There have been a number of techniques recently developed for printing objects with living cells inside of them. The technology can lead to custom tissue replacements and other medical applications, but all these methods are quite slow.
That’s because living cells have to somehow be carefully moved through microfluidic channels to mix with other components, such as a structural material, and then onward to a nozzle that does the actual printing.
At the University of Twente in The Netherlands, researchers have now developed a remarkable new way of quickly printing 3D structures that have living cells seeded throughout them. They are able to very precisely squirt two liquid solutions together, one of which has living cells in it, that quickly interact with each other and solidify into a desired shape. The researchers rightfully dubbed their technique “in-air microfluidics”.

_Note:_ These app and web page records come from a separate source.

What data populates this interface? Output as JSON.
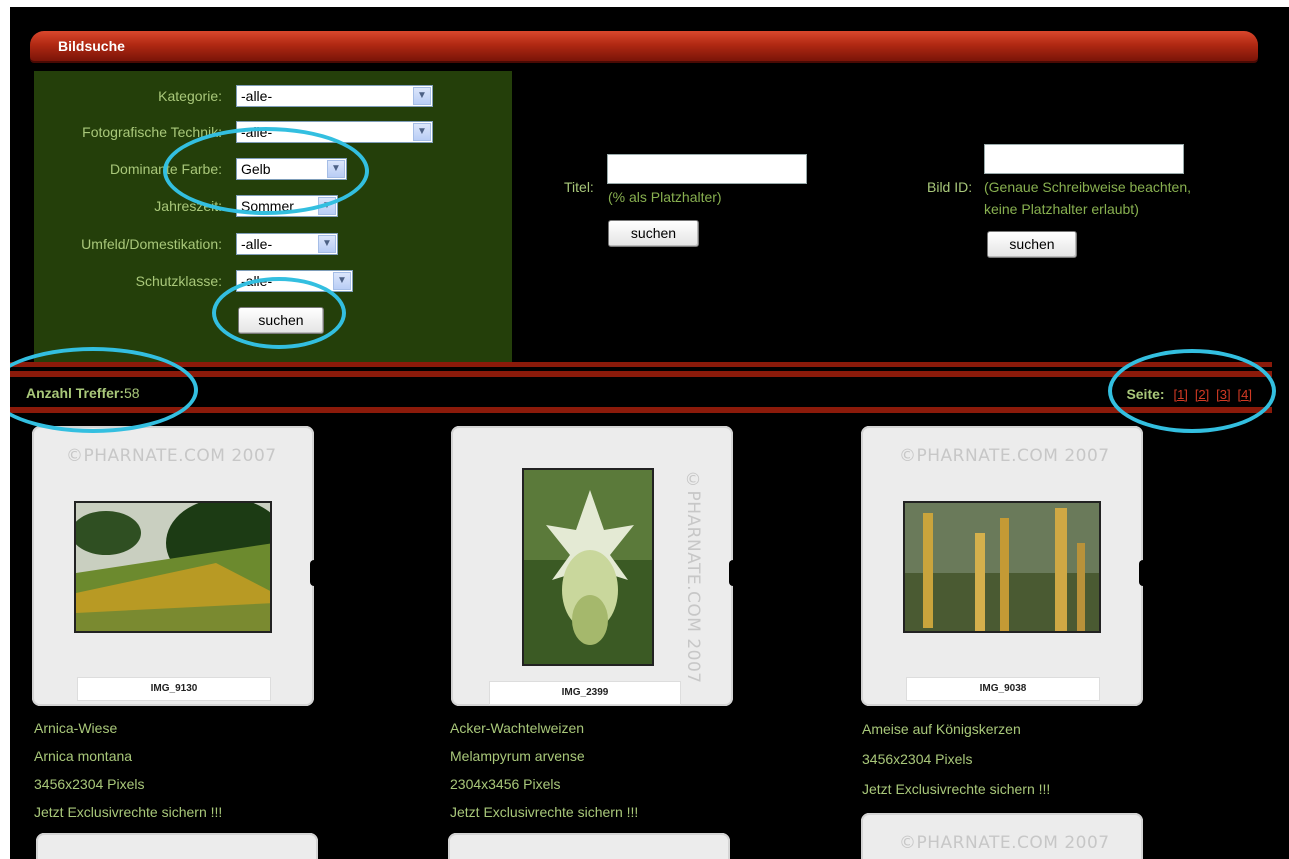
{
  "panel": {
    "title": "Bildsuche"
  },
  "filters": [
    {
      "label": "Kategorie:",
      "value": "-alle-"
    },
    {
      "label": "Fotografische Technik:",
      "value": "-alle-"
    },
    {
      "label": "Dominante Farbe:",
      "value": "Gelb"
    },
    {
      "label": "Jahreszeit:",
      "value": "Sommer"
    },
    {
      "label": "Umfeld/Domestikation:",
      "value": "-alle-"
    },
    {
      "label": "Schutzklasse:",
      "value": "-alle-"
    }
  ],
  "filter_submit": "suchen",
  "title_search": {
    "label": "Titel:",
    "hint": "(% als Platzhalter)",
    "button": "suchen",
    "value": ""
  },
  "id_search": {
    "label": "Bild ID:",
    "hint1": "(Genaue Schreibweise beachten,",
    "hint2": "keine Platzhalter erlaubt)",
    "button": "suchen",
    "value": ""
  },
  "results": {
    "label": "Anzahl Treffer:",
    "count": "58"
  },
  "pager": {
    "label": "Seite:",
    "pages": [
      "[1]",
      "[2]",
      "[3]",
      "[4]"
    ]
  },
  "watermark": "©PHARNATE.COM 2007",
  "items": [
    {
      "caption": "IMG_9130",
      "title": "Arnica-Wiese",
      "latin": "Arnica montana",
      "size": "3456x2304 Pixels",
      "cta": "Jetzt Exclusivrechte sichern !!!"
    },
    {
      "caption": "IMG_2399",
      "title": "Acker-Wachtelweizen",
      "latin": "Melampyrum arvense",
      "size": "2304x3456 Pixels",
      "cta": "Jetzt Exclusivrechte sichern !!!"
    },
    {
      "caption": "IMG_9038",
      "title": "Ameise auf Königskerzen",
      "size": "3456x2304 Pixels",
      "cta": "Jetzt Exclusivrechte sichern !!!"
    }
  ],
  "colors": {
    "panel_green": "#243f0a",
    "accent_red": "#b12913",
    "text_green": "#a9c87a",
    "highlight": "#33bfe0"
  }
}
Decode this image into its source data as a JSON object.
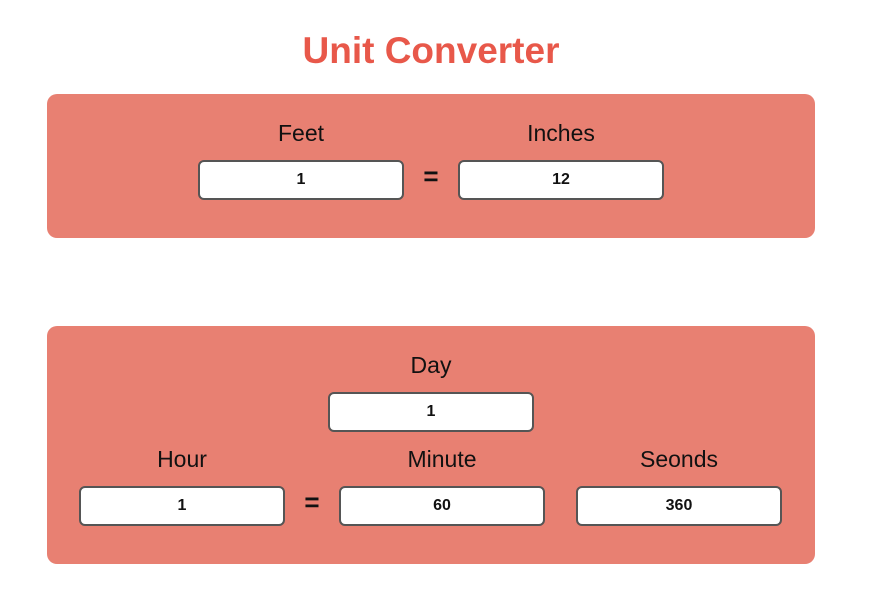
{
  "header": {
    "title": "Unit Converter"
  },
  "length_converter": {
    "from_label": "Feet",
    "to_label": "Inches",
    "from_value": "1",
    "to_value": "12",
    "equals_sign": "="
  },
  "time_converter": {
    "day_label": "Day",
    "day_value": "1",
    "hour_label": "Hour",
    "hour_value": "1",
    "minute_label": "Minute",
    "minute_value": "60",
    "seconds_label": "Seonds",
    "seconds_value": "360",
    "equals_sign": "="
  },
  "colors": {
    "title": "#e8584a",
    "panel": "#e88072",
    "field_border": "#555555"
  }
}
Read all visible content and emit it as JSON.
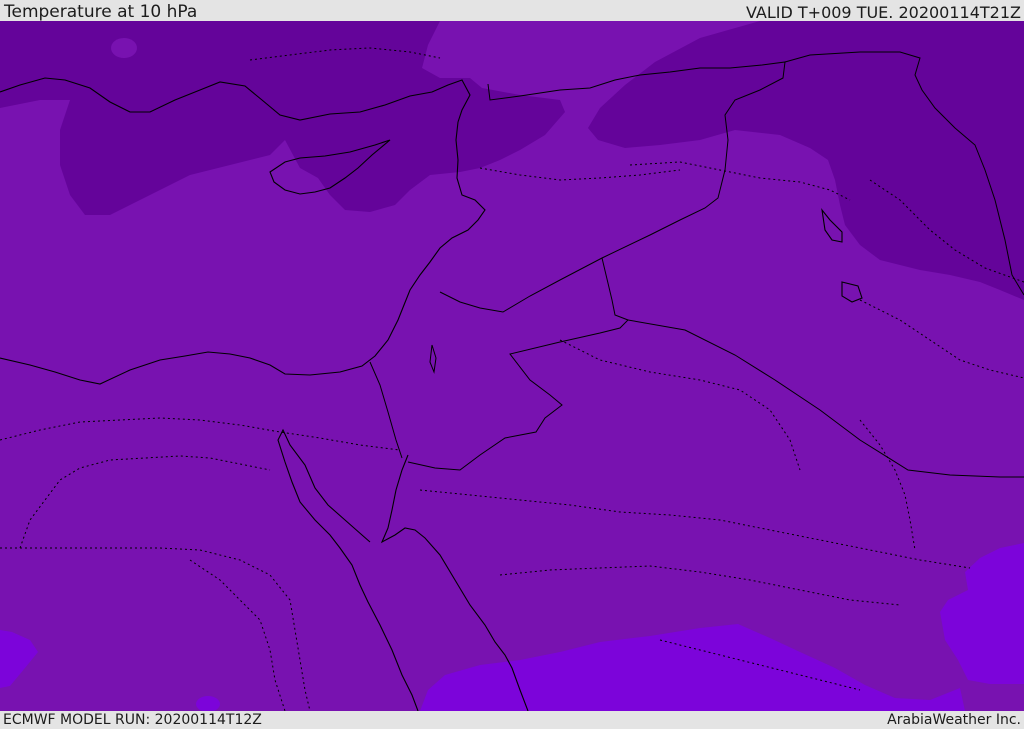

So far the method seems to allow for only cylindrical objects, but surely this is just a proof of concept, and fast control of the nozzles and other advancements should permit greater variations in the shapes that can be created. The precision of the shape, though, is probably less important than being able to rapidly bring together thousands of living cells into an object without the first ones printed starting to wither before the last ones are placed on top.